Review by Cynthia Ning
It’s 2012 Perth, Western Australia and the mining industry is booming with money, promises and problems.
Jordan Shea (Co-Writer) opens with a beautiful acknowledgment to the cast, crew and traditional custodians of the land with a tribute to the tragic passing of Cassius Turvey and fight for justice for him and his family.
Under dimmed lights, we see the appearance of two characters walk silently together, navigating the intimate stage purposefully as if in a maze as they take their place in the story.
The diligent and kind Bhing (played by John Gomez Goodway) breathes life into the space by captivating the audience with his humour, complaining of the torturous “Soothing Sounds of the Orient, Volume 2” while folding clean sheets and answering calls for bookings at Golden Touch Massage.
The jokes come thick and fast with each phone ring. It is made clear that the massage parlour does not offer ‘Happy Endings’. This puts to rest of any inclination that the story will be led astray by the stigma placed on Asian massage centres and their masseuses.
Scott (played by Shaw Cameron) comes in with a strong presence of a blokey tradie, rough around the edges and speaks abrasively to Bhing trying to establish his hierarchy and power. He reveals the most skin but has the highest emotional walls that prevent the audience from getting too close. It is only under the guidance of the skilful and healing hands of Bhing that he softens and releases his stresses.
The multitalented musician/actor (Alec Steedman) accompanies the two with his assortment of instruments and lends his voice as previous loyal clients of Bhing. They provide a playful and soothing element as the third storyteller.
The familiar jokes and banter get the audience laughing, easing us to a false sense of belief that this won’t end in violence. Clever use of dialogue and casual racism in passing help break up the tension and serious tones that come with each interaction between Bhing and Scott.
The beautiful movement choreographed (by Lauren Nalty) is reminiscent of Tai Chi and contemporary dance. The intense use of body language emphasised Scott’s physical pain and mental struggle with his personal demons. The meticulous details from the authentic ethnic accents to strategic use of props (Soham Apte) and realistic dressing style (Jessi Seymour) drives the narrative home.
Lighting is striking (by Saint Clair) and pacing is well done under careful direction (Kenneth Moraleda). Its delivery was meant for intentional shock value, and this had a profound impact. Especially to someone like myself who has experienced firsthand racism name calling and discrimination.
The entangling relationship between Scott and Bhing blooms unexpectedly like Native Morning Glory, toxic and envelopes you its vines. The tenderness in each intimate moment and fight scene (Tim Dashwood) made me feel deep empathy towards Bhing and Scott respectively. The trust each actor had for one another and courage to bare themselves in a vulnerable way through their characters made everything true and believable.
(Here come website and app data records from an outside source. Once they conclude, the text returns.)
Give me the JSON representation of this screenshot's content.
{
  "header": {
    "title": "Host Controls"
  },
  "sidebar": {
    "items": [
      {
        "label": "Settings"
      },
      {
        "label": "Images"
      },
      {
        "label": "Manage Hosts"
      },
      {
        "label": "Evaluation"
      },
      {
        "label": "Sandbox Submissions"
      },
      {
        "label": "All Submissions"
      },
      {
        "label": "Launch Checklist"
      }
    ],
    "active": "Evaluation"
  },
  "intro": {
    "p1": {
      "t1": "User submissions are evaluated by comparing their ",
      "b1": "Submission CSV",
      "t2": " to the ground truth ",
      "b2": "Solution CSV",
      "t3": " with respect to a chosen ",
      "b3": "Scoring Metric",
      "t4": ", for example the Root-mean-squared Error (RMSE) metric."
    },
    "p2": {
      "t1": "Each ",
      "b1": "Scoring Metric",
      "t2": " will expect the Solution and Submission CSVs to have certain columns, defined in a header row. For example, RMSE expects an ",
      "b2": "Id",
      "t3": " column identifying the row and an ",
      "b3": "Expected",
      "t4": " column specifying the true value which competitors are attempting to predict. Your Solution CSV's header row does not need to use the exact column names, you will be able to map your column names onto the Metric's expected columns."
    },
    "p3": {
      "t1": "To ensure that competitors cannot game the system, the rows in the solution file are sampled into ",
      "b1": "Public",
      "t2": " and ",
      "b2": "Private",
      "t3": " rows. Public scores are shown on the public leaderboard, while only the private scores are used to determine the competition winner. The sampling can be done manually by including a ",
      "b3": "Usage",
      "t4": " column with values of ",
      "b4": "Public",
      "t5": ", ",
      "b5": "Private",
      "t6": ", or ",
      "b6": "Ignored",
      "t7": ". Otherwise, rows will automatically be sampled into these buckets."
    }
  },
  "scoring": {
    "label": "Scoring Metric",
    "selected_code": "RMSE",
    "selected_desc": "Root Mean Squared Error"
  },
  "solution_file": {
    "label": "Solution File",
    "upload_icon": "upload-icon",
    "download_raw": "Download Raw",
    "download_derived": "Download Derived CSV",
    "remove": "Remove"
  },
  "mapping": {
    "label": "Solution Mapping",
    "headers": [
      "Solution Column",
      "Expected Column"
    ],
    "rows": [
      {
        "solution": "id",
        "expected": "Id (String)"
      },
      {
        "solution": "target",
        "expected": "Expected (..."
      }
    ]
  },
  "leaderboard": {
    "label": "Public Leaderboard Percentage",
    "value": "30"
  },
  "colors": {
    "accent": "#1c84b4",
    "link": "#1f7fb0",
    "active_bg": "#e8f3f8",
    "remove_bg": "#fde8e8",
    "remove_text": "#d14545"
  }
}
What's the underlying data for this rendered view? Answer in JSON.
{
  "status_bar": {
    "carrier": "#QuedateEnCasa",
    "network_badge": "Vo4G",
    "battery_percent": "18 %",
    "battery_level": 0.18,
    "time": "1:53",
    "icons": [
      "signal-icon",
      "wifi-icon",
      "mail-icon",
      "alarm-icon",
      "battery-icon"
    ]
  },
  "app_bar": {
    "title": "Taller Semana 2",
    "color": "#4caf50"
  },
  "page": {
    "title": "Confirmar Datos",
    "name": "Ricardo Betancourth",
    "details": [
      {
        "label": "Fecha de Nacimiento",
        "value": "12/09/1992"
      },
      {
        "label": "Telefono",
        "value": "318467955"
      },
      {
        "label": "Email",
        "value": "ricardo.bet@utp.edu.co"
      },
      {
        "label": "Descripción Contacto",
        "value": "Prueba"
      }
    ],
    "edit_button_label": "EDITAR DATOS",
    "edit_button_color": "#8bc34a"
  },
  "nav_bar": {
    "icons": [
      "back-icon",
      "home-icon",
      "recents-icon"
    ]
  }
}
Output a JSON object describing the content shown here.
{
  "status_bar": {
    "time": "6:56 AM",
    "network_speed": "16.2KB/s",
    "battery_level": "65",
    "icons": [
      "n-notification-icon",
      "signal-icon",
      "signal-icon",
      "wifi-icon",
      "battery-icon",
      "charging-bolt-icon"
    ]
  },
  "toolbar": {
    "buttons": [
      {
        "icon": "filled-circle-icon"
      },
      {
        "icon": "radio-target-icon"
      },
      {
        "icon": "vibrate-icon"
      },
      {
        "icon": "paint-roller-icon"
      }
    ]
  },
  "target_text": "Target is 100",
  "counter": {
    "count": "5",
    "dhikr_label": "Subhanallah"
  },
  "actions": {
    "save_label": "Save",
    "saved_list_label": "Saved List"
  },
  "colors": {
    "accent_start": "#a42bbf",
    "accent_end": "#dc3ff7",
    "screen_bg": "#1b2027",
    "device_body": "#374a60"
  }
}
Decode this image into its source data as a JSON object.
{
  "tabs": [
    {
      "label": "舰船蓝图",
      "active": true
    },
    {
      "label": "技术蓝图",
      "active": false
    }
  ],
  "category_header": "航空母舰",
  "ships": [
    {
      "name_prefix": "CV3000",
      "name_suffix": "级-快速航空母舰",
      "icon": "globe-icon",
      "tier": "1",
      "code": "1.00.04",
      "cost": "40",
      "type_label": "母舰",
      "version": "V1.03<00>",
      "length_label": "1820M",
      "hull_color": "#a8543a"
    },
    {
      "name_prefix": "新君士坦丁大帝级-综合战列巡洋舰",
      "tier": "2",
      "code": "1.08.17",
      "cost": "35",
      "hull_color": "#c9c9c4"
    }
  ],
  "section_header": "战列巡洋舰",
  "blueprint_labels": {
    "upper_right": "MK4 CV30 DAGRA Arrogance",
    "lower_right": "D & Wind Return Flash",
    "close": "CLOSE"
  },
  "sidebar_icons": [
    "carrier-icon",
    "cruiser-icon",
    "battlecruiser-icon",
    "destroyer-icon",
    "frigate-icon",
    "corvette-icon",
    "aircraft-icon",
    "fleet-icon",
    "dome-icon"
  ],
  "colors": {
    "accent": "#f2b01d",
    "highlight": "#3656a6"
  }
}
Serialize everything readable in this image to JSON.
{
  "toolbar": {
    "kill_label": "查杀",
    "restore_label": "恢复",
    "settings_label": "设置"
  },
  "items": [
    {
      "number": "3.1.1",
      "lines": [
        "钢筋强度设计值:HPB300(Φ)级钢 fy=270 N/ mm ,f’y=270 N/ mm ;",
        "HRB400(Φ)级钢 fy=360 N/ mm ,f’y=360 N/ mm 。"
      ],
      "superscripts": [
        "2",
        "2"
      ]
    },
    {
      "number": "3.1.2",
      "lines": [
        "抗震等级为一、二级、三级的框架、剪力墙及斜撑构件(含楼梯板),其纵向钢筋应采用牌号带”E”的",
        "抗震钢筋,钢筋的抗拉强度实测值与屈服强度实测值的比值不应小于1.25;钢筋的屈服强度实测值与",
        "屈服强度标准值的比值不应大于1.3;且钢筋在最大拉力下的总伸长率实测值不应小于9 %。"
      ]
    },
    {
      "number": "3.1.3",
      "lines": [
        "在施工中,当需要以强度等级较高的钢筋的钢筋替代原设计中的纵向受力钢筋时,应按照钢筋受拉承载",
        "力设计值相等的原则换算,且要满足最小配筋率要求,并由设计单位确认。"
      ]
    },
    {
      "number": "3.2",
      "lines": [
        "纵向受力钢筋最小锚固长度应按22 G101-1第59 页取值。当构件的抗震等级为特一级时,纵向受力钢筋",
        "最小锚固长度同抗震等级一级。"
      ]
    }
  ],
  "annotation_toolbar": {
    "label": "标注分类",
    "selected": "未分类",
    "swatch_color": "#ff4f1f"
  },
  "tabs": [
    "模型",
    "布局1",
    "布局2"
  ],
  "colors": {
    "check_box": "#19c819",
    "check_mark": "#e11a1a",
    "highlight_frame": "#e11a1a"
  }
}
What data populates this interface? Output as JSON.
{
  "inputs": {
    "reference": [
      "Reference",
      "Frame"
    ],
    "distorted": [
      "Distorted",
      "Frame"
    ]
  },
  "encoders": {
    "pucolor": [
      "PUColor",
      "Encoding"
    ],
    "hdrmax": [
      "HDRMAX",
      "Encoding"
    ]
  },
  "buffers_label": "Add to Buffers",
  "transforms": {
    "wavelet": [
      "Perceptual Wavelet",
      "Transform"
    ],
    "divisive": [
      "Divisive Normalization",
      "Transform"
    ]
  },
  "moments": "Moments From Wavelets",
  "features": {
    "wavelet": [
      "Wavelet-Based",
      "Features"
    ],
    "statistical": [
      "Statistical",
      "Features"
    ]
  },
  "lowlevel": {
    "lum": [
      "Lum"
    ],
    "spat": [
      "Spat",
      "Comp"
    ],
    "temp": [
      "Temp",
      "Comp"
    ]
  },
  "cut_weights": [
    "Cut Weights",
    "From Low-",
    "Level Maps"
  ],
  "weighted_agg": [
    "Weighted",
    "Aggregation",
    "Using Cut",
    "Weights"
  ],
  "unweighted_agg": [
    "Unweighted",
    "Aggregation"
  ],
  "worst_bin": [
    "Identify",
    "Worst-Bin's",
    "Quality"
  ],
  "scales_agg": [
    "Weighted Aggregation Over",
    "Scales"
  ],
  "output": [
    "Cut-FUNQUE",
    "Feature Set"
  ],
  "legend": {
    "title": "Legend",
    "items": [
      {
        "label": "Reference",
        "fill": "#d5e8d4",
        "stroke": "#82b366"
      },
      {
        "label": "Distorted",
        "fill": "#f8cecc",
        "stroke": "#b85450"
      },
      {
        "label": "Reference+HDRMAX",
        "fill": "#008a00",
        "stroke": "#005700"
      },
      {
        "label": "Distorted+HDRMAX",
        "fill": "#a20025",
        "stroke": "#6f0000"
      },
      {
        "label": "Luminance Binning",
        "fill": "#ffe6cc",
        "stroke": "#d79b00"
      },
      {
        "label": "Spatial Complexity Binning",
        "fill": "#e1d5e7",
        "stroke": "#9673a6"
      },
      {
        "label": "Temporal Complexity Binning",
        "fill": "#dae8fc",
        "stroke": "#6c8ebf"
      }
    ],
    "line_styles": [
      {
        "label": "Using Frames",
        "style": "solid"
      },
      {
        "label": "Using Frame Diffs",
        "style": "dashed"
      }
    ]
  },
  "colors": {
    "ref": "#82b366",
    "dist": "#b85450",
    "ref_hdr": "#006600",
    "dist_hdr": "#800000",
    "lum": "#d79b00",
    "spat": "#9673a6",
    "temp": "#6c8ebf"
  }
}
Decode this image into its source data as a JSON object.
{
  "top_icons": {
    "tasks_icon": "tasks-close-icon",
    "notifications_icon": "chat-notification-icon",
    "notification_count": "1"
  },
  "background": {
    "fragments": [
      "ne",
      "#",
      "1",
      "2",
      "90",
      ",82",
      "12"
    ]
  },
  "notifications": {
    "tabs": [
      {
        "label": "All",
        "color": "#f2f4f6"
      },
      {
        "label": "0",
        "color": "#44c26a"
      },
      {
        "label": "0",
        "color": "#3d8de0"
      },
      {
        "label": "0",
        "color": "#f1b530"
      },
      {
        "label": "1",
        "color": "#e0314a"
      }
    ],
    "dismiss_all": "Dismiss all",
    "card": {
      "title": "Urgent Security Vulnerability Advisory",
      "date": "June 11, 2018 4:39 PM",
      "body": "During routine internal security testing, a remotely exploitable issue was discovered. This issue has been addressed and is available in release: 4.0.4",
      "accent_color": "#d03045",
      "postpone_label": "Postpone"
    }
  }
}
To experience their desire of belonging from all walks of life, is to reflect on ourselves and understand the need for connection with those around us.
One Hour No Oil demonstrates that it is necessary to see from multiple perspectives. Particularly as we consider which places we occupy within our community.
A must see for all Australian adults. This is diverse storytelling at its best.
On Hour No Oil plays at Kings Cross Theatre, Sydney, 29th of October until 5th of November 2022.
Image Credit: Clare Hawley